- Opening Delimiter -

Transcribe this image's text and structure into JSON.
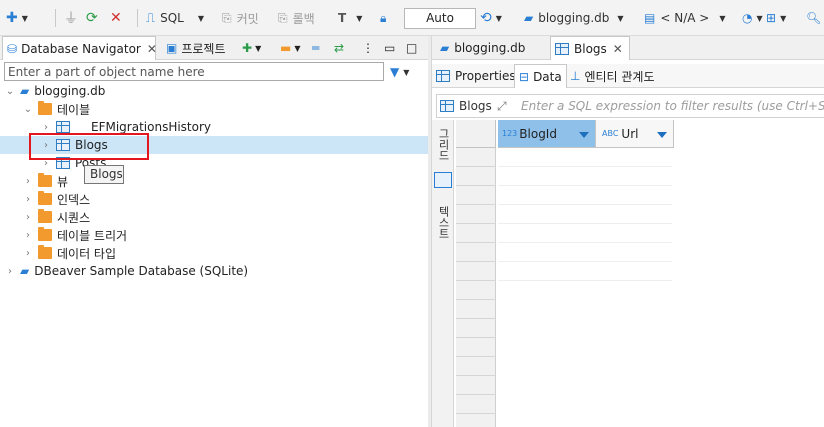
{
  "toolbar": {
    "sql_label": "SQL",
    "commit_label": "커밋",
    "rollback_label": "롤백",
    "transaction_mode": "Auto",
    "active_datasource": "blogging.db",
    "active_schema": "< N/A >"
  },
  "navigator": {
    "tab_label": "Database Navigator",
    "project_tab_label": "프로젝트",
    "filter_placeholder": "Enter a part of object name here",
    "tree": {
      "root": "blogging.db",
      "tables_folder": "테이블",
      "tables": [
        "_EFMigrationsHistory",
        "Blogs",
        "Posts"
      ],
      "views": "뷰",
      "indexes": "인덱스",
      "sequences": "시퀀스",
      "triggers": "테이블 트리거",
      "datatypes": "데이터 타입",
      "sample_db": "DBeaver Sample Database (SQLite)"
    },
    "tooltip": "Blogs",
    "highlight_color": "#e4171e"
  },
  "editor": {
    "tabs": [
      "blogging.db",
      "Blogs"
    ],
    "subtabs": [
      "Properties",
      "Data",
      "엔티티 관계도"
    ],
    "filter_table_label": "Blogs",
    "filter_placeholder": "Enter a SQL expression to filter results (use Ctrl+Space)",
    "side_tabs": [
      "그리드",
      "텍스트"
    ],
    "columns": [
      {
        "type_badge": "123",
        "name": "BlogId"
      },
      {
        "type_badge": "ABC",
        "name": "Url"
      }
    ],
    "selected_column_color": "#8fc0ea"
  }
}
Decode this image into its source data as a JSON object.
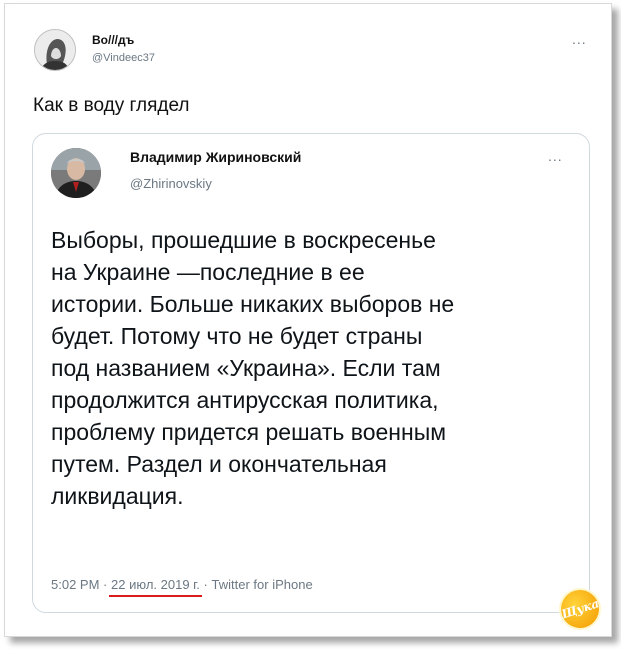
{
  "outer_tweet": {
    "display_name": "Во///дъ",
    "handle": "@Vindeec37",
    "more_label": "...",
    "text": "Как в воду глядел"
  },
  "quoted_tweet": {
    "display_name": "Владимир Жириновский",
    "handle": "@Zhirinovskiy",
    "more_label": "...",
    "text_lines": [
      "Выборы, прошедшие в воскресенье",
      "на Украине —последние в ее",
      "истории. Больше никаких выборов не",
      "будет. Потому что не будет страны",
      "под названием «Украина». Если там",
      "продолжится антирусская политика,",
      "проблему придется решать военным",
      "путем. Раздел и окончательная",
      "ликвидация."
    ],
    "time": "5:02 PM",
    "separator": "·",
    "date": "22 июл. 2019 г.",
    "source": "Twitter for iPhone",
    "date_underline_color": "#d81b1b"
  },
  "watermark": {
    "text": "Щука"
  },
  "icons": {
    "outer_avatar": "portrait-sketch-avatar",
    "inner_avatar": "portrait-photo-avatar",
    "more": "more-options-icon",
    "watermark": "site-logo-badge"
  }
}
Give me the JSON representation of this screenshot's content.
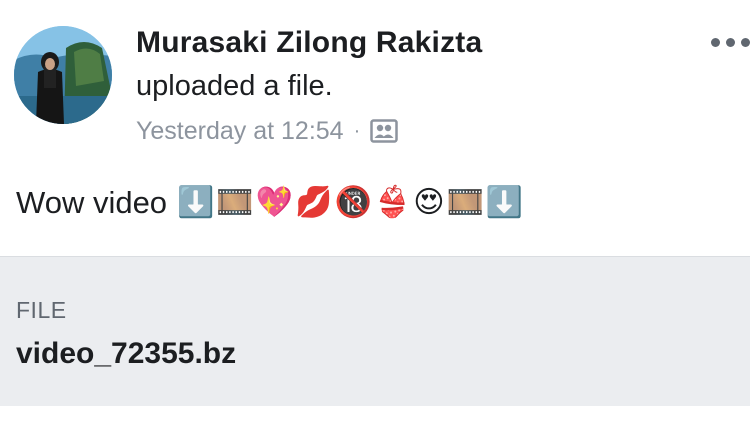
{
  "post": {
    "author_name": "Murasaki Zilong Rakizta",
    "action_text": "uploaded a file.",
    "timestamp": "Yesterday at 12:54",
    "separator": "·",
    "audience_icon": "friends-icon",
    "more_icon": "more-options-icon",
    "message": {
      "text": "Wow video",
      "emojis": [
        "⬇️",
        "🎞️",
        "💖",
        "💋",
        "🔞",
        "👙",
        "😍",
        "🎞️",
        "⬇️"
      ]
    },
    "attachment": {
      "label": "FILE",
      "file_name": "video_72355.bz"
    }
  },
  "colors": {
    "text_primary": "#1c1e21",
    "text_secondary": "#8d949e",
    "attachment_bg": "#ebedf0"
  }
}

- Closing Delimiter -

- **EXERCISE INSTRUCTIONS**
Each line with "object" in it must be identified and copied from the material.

- **EXERCISE OUTPUT**
    "filter_placeholder": "Enter a part of object name here",
Decode this image into its source data as a JSON object.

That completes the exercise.